Airbrushing can remove all warts, wrinkles, scars, freckles, zits, tats, moles, flab, sweat beads, and boogers and present us "perfect" to the world.
For many Christians, our religious customs can have the same effect. Rather than acknowledge the imperfections in our lives, we cover them with our church attendance, good deeds, spiritual soundbites, and pious prayers.
It only stands to reason that when we choose to cover rather than confess our flaws, we are more prone to stand in judgment of those whose faults are there for the world to see.
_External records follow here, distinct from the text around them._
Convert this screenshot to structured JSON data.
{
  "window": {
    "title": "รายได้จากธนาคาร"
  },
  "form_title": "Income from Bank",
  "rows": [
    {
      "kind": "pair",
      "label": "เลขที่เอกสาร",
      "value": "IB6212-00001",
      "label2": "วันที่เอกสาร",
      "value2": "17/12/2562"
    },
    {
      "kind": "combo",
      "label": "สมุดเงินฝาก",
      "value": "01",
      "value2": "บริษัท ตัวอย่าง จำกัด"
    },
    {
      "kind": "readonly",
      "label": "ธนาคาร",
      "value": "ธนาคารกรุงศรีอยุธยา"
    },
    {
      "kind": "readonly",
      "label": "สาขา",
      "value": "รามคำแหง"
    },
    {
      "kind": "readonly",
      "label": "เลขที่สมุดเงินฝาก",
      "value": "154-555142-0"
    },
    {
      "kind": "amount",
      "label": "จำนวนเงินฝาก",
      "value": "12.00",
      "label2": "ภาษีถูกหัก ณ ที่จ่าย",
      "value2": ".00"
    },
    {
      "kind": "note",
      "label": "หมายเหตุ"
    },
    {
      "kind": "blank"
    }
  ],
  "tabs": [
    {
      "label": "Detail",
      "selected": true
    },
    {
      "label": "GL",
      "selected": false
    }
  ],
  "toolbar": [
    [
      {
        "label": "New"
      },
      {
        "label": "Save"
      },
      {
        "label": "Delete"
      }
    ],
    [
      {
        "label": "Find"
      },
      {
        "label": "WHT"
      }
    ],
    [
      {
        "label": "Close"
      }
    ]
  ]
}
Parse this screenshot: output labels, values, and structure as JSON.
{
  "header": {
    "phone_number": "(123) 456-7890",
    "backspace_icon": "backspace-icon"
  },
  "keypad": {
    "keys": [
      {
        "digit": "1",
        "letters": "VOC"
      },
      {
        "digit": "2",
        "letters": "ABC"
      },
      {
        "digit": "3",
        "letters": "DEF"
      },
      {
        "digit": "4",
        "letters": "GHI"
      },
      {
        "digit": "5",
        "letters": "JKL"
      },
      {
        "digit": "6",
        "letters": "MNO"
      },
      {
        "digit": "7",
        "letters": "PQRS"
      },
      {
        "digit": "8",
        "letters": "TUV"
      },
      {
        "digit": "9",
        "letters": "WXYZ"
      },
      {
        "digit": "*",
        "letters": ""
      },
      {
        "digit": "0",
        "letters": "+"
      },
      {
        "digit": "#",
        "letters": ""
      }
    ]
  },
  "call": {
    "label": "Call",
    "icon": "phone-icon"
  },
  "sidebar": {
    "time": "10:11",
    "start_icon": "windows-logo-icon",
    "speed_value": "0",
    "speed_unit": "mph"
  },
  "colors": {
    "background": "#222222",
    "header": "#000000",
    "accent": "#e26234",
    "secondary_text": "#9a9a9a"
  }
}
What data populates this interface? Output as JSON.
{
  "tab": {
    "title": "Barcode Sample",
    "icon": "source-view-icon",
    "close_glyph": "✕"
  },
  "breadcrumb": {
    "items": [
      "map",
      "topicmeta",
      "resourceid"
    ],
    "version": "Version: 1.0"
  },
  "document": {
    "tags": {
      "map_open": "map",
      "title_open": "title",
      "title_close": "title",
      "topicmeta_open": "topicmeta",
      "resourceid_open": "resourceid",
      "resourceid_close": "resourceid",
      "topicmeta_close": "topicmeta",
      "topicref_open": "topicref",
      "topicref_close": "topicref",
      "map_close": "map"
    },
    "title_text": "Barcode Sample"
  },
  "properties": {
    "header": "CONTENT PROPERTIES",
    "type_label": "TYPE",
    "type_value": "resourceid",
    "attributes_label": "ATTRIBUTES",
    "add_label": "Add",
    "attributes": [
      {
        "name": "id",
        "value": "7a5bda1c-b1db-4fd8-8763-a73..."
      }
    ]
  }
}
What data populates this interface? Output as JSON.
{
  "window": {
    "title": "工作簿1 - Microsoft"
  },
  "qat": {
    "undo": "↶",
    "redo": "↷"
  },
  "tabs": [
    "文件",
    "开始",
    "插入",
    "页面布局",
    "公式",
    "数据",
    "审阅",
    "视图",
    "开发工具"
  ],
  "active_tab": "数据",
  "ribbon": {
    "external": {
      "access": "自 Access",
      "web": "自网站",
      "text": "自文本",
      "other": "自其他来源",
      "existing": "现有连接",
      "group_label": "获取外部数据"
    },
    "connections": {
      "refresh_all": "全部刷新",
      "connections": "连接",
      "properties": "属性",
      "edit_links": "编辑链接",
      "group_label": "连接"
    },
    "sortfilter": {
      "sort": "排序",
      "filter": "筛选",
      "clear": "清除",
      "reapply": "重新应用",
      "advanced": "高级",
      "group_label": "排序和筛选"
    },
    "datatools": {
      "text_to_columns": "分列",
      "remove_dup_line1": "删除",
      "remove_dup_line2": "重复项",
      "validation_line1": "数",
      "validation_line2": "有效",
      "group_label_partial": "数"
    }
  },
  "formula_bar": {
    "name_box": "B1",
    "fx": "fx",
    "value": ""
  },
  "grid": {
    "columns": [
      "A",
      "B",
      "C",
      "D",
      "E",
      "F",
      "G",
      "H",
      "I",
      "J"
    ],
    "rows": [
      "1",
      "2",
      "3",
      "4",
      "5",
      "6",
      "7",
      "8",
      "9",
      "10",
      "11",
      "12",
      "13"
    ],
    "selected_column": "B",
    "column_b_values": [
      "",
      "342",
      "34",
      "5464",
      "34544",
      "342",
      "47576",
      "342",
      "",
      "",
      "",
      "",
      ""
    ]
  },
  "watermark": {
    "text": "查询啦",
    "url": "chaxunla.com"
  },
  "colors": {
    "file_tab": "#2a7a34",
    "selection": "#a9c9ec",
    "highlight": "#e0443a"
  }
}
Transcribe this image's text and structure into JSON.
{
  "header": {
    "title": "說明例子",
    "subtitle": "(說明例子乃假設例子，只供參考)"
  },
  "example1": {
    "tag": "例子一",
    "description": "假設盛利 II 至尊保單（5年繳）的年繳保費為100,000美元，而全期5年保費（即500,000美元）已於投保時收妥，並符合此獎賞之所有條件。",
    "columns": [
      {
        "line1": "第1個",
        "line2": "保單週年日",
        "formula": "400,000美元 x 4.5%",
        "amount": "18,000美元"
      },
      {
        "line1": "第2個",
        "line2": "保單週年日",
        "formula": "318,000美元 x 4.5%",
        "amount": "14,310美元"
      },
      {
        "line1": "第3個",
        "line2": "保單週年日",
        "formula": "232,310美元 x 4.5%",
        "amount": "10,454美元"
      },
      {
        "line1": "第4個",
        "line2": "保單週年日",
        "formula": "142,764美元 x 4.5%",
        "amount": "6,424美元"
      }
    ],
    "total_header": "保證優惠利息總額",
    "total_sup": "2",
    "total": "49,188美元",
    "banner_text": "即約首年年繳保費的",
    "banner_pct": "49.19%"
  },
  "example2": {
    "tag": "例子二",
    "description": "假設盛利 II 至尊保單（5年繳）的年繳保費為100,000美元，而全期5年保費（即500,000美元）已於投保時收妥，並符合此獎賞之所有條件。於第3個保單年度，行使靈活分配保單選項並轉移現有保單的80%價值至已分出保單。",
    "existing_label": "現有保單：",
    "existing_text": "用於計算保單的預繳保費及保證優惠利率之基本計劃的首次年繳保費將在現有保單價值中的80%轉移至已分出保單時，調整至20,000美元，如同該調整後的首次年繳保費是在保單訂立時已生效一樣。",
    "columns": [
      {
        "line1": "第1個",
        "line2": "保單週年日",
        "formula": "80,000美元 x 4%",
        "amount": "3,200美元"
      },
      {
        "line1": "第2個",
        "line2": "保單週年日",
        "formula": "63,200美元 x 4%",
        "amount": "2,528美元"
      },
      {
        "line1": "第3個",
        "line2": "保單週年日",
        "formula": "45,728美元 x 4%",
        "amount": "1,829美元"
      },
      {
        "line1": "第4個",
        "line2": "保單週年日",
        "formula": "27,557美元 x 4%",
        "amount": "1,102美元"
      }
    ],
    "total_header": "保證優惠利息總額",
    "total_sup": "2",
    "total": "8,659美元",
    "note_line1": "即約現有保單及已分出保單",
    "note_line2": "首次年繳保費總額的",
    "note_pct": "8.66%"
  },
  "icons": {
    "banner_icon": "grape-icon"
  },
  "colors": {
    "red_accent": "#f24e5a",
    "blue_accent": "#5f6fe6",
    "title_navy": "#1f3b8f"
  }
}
In Psalm 51, David's raw and real psalm of confession, he shares the single greatest sacrifice we can give to God. It is not perfect church attendance. It is not righteous adherence to the law. It is not presenting to the world that we have our spiritual act together. What God desires most from us is a broken spirit. God despises pride and rejoices in remorse. He is blessed by our humble admission that we are deeply flawed, scarred by sin, and far from perfect.
To put it bluntly, we Christians must stop pretending. We must stop masking our inadequacies by flaunting our faith. We must stop trying to project the image that we don't struggle with sin like those "unbelievers." Why do you think non-Christians rejoice when a believer falls?
Truth be known, unbelievers don't have as much of a problem with Christians who sin as they do with Christians who pretend they don't.
God is not the least bit impressed with spirits that are strong, self-secure and saintly. He admires spirits that are hopelessly, helplessly, irretrievably broken. He wants His followers to exhibit contrite hearts; to confess our faults one to another; to openly own the fact that we are sinners who fall far short of His glory.
Why is it so important to God that our spirits be broken? Because:
(a.) we will never accept a Savior until we recognize how much we need one, and
(b.) we will never effectively relate God's truth to others if we are living a lie.